Problem:
Records follow. Copy every line with "name".

--- Data section Enclosed Below ---

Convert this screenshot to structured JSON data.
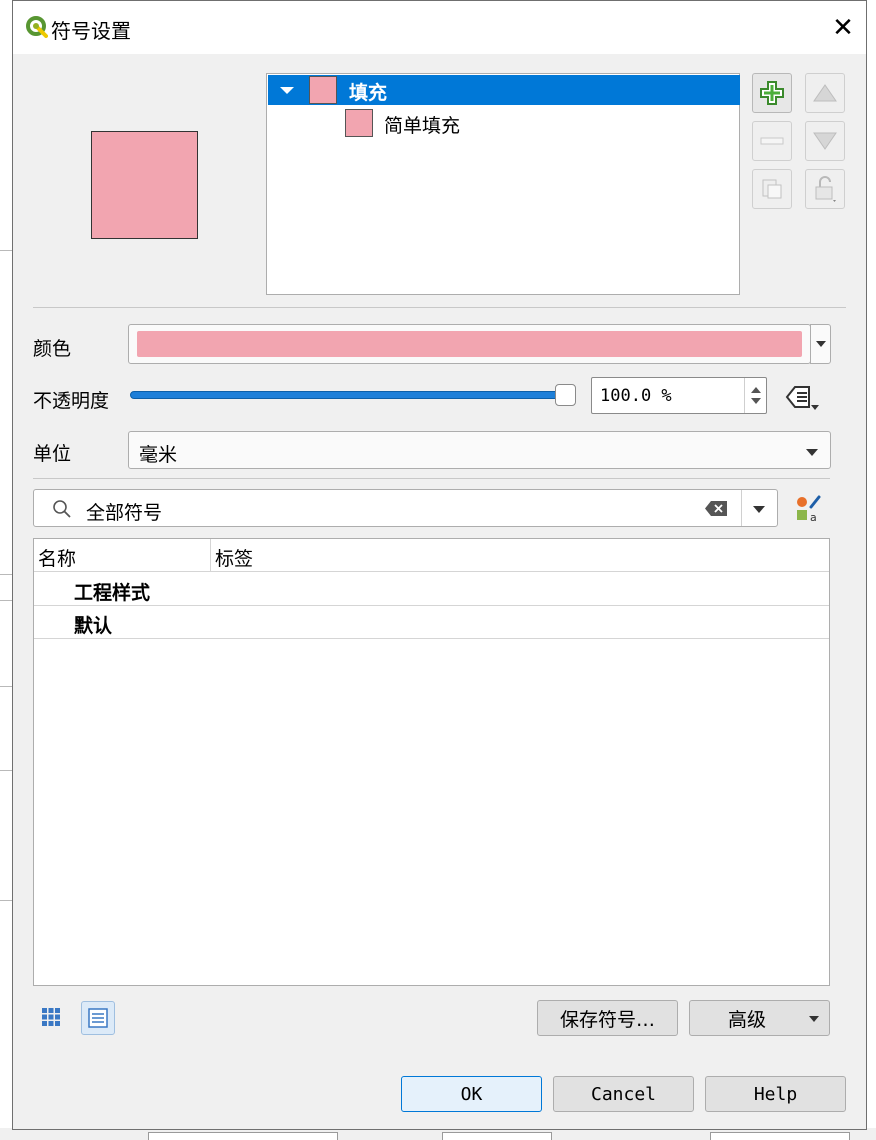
{
  "dialog": {
    "title": "符号设置",
    "close_glyph": "✕"
  },
  "layer_tree": {
    "items": [
      {
        "label": "填充",
        "expanded": true,
        "selected": true,
        "swatch_color": "#f2a5b0"
      },
      {
        "label": "简单填充",
        "selected": false,
        "swatch_color": "#f2a5b0"
      }
    ]
  },
  "side_buttons": [
    {
      "name": "add-symbol-layer",
      "icon": "green-plus-icon",
      "enabled": true
    },
    {
      "name": "move-up",
      "icon": "triangle-up-icon",
      "enabled": false
    },
    {
      "name": "remove-symbol-layer",
      "icon": "minus-icon",
      "enabled": false
    },
    {
      "name": "move-down",
      "icon": "triangle-down-icon",
      "enabled": false
    },
    {
      "name": "duplicate-layer",
      "icon": "duplicate-icon",
      "enabled": false
    },
    {
      "name": "lock-layer-color",
      "icon": "lock-icon",
      "enabled": false
    }
  ],
  "preview": {
    "fill_color": "#f2a5b0",
    "stroke_color": "#333333"
  },
  "form": {
    "color_label": "颜色",
    "color_value": "#f2a5b0",
    "opacity_label": "不透明度",
    "opacity_value": "100.0 %",
    "opacity_fraction": 1.0,
    "unit_label": "单位",
    "unit_value": "毫米"
  },
  "search": {
    "value": "全部符号"
  },
  "symbol_table": {
    "columns": [
      "名称",
      "标签"
    ],
    "rows": [
      {
        "name": "工程样式"
      },
      {
        "name": "默认"
      }
    ]
  },
  "footer": {
    "save_symbol_label": "保存符号…",
    "advanced_label": "高级",
    "ok_label": "OK",
    "cancel_label": "Cancel",
    "help_label": "Help"
  },
  "colors": {
    "selection": "#0078d7",
    "symbol_fill": "#f2a5b0",
    "slider": "#1e7fd8"
  }
}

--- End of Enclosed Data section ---

Solution:
      "name": "add-symbol-layer",
      "name": "move-up",
      "name": "remove-symbol-layer",
      "name": "move-down",
      "name": "duplicate-layer",
      "name": "lock-layer-color",
        "name": "工程样式"
        "name": "默认"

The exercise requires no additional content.